Monday, July 30, 2018

The Fed vs Trump's economic policies


The Fed is to face a new challenge to align itself with President Trump’s economic policy which no longer favors raising interest rates so often, as it negatively affects his projects that need low interest rates on borrowing. The US economy has been booming and requires a matching fiscal policy with higher interest rates to control inflation.

This raises the question as to whether the Fed will be pressured by the US administration or will exercise its independent role in accordance with the law and constitution, given that the Fed is under the authority of the congress and enjoys the freedom to design its own financial policies. Similarly, how will President Trump fund his major projects that include the $2 trillion to be spent on infrastructure? Of course, in due course the Fed has to support the US growth process that has surpassed its strong point.

In addition to the above questions, let’s not forget the weak dollar strategy that’s needed to boost exports, support US products and achieve the main objective which is to reduce the trade deficit. And in between the lines, Trump highlighted his policy path when unmasking his current agenda last week. Then, he criticized the US Fed policy of raising rates that would eventually lead to the rise of the USD.

ADSS has been uncovering this agenda in the past, illuminating the America First motto and what comes below, such as job creation, cutting taxes and attracting foreign investment, as well as restrictions on financial laws that were eased to facilitate financing and encourage local producers, plans that obviously disagree with high interest rates.

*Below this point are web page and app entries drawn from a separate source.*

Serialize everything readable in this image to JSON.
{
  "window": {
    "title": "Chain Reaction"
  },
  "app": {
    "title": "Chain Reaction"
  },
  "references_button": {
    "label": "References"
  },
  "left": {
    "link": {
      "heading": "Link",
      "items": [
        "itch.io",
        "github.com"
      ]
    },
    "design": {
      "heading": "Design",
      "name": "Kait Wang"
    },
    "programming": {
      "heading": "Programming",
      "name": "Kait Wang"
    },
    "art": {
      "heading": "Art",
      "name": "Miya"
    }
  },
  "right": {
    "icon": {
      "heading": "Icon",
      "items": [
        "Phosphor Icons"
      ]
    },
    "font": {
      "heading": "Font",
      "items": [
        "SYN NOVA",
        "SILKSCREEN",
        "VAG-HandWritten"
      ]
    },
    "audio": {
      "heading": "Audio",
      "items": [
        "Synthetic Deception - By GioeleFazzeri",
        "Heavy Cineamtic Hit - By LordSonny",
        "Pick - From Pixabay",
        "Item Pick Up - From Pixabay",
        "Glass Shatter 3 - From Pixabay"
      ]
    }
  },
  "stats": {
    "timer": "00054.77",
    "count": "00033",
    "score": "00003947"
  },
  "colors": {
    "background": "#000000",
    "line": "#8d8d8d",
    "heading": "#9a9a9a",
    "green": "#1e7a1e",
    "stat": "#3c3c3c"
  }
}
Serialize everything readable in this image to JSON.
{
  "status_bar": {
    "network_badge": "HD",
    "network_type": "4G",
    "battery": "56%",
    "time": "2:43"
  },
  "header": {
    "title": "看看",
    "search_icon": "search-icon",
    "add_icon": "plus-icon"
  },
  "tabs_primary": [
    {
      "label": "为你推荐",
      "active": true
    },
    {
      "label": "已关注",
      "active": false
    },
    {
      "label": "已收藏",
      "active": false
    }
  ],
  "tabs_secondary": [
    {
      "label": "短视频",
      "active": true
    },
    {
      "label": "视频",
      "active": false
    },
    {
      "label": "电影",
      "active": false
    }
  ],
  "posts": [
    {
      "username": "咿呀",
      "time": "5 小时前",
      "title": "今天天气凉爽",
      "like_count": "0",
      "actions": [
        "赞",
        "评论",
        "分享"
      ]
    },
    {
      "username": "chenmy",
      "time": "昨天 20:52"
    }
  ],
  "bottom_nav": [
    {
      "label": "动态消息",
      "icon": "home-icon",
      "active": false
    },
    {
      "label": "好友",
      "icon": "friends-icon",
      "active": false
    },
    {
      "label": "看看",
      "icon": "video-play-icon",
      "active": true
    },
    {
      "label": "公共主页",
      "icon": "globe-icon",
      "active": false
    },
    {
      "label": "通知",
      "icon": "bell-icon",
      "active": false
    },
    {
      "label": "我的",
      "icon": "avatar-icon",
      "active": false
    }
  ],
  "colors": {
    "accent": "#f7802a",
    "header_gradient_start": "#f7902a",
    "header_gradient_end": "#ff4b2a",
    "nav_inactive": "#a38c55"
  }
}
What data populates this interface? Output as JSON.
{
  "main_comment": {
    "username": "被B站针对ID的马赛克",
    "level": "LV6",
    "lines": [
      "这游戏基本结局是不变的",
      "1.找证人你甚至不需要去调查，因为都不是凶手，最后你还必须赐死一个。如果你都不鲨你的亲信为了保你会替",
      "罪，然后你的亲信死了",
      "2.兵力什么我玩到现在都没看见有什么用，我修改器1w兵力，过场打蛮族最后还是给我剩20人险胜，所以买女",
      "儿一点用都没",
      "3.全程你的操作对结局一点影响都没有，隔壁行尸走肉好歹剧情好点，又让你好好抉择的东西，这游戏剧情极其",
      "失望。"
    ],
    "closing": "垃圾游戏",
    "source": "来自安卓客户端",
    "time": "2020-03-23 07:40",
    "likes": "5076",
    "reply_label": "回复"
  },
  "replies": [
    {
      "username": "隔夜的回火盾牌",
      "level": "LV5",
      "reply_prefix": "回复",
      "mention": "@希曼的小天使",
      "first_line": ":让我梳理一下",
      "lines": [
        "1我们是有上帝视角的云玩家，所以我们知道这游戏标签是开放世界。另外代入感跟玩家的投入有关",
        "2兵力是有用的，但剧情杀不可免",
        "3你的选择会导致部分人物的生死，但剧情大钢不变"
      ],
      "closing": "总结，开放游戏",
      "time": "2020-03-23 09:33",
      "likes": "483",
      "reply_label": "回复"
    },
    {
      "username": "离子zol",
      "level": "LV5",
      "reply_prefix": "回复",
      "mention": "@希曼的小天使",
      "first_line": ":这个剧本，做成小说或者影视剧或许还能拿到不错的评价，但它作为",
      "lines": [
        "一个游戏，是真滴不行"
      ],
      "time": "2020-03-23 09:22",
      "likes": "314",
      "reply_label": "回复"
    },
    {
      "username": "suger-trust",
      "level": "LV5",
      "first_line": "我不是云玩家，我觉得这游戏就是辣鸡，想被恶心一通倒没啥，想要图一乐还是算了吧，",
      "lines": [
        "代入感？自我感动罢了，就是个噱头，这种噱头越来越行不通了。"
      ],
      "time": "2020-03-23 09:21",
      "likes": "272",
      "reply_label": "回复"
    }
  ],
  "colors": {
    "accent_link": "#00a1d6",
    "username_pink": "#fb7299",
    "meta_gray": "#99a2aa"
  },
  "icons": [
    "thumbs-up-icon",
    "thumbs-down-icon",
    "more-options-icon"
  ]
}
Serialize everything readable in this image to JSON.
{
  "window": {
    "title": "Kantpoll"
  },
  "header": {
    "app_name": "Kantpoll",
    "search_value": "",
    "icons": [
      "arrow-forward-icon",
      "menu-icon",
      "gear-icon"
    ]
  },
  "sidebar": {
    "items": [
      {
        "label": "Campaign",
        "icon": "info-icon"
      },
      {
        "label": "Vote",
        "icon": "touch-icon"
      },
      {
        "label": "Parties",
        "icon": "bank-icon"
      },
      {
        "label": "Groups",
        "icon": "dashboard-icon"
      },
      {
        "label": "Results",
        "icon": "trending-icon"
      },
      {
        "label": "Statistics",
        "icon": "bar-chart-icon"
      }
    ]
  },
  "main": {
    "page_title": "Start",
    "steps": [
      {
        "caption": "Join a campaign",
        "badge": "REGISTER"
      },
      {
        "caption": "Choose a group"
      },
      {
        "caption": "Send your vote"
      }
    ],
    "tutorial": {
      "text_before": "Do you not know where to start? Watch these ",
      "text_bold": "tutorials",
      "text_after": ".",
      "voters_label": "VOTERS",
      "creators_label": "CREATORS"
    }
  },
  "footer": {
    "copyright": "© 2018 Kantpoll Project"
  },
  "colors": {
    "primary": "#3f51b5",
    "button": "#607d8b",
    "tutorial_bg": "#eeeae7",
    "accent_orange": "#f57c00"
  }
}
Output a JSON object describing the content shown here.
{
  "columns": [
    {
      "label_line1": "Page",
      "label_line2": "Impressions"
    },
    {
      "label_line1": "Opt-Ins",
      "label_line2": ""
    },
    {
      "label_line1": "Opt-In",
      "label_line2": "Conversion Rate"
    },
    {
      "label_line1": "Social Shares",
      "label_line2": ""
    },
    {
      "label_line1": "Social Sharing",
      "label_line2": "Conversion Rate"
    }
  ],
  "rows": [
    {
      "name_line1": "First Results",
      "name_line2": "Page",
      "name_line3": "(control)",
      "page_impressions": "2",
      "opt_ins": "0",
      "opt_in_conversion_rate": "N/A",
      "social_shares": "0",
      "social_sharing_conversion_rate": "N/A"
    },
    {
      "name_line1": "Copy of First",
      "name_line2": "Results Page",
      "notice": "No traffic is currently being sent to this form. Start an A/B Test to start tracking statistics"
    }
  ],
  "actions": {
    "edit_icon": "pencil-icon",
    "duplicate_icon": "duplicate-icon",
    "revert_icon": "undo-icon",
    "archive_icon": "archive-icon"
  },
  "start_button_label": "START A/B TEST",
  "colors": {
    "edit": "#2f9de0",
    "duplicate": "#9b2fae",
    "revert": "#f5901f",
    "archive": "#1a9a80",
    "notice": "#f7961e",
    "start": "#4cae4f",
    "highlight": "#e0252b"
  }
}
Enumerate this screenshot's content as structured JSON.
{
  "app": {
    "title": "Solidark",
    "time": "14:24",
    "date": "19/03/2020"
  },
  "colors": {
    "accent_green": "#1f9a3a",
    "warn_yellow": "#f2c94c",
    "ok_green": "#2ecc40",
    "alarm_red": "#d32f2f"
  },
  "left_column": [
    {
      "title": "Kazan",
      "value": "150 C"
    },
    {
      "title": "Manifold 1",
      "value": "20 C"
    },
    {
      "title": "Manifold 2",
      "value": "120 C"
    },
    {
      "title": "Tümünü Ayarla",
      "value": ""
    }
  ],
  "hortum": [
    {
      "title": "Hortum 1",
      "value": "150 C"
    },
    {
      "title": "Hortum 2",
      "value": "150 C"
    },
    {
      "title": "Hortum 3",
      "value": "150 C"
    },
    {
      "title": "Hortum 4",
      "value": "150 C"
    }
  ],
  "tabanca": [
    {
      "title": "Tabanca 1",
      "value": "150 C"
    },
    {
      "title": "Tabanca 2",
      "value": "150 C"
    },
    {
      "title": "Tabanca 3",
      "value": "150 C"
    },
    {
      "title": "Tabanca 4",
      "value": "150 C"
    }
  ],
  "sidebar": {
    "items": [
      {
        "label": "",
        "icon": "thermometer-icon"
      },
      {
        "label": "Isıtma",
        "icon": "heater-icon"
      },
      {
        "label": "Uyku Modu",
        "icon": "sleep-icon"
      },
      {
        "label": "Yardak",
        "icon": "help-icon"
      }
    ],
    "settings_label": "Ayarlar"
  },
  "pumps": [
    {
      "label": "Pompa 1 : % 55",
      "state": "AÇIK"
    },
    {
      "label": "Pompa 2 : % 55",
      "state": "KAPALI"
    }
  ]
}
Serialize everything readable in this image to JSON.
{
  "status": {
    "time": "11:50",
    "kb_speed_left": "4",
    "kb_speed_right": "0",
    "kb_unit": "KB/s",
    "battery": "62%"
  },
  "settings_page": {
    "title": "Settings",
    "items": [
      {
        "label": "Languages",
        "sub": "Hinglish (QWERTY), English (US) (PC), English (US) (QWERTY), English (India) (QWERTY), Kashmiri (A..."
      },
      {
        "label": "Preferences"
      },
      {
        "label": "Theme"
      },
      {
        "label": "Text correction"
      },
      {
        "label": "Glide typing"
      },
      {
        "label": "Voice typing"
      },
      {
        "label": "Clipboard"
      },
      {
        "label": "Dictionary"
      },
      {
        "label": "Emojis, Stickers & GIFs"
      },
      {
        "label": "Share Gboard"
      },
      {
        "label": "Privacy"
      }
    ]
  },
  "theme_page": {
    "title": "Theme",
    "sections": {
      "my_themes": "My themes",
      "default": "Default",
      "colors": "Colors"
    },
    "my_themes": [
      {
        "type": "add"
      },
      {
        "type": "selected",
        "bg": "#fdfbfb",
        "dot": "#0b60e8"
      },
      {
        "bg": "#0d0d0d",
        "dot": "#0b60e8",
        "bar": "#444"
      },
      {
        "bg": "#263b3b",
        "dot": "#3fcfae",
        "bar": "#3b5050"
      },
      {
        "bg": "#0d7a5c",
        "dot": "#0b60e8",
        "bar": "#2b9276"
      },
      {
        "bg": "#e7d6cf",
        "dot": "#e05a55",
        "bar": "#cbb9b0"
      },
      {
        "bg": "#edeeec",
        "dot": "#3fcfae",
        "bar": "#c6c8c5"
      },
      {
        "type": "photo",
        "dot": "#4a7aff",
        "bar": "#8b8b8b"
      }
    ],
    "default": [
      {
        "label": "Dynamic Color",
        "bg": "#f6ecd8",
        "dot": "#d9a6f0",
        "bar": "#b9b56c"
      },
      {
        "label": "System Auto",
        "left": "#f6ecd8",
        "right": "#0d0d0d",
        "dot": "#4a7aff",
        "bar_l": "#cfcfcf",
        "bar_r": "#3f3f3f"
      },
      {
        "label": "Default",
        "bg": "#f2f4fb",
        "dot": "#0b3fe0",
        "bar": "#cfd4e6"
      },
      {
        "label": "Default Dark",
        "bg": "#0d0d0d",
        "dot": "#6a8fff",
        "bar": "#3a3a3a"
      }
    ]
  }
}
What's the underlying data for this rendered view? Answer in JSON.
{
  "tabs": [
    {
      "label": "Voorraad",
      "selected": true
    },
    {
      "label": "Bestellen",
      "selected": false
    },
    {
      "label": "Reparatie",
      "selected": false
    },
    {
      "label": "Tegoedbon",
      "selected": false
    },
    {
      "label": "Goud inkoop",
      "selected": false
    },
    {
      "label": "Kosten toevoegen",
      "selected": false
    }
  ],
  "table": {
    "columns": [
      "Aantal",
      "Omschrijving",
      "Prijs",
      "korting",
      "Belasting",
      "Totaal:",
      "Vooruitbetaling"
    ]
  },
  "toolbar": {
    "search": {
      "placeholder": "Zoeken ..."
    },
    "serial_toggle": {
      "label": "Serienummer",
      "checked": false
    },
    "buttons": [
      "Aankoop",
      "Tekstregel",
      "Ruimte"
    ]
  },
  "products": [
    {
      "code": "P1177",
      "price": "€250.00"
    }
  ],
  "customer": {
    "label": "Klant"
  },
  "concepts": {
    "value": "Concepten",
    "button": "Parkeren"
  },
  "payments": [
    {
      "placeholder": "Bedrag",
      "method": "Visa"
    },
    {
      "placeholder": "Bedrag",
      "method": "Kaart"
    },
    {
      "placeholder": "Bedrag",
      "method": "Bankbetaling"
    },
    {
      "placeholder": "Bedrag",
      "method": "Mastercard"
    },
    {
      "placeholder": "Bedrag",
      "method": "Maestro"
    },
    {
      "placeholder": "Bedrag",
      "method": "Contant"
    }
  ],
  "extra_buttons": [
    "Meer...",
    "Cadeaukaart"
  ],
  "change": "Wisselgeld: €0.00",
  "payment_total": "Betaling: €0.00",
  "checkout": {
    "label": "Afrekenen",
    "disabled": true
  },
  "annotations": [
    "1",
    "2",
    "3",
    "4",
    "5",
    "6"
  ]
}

The US economy has already started benefiting from the trade war with the first evident end result showing recently as Trump and the president of the EU reached an agreement to remove tariffs on industrial products and increase agricultural imports from the US, a practical step serving the interests of the United States.

In a previous report we mentioned that these measures will reduce the trade deficit by 30% and be reflected in the US economy to add around one trillion dollars to the GDP in addition to 600,000 jobs and attract those companies that have migrated outside the US since 1996 which have reached around 6,000 companies.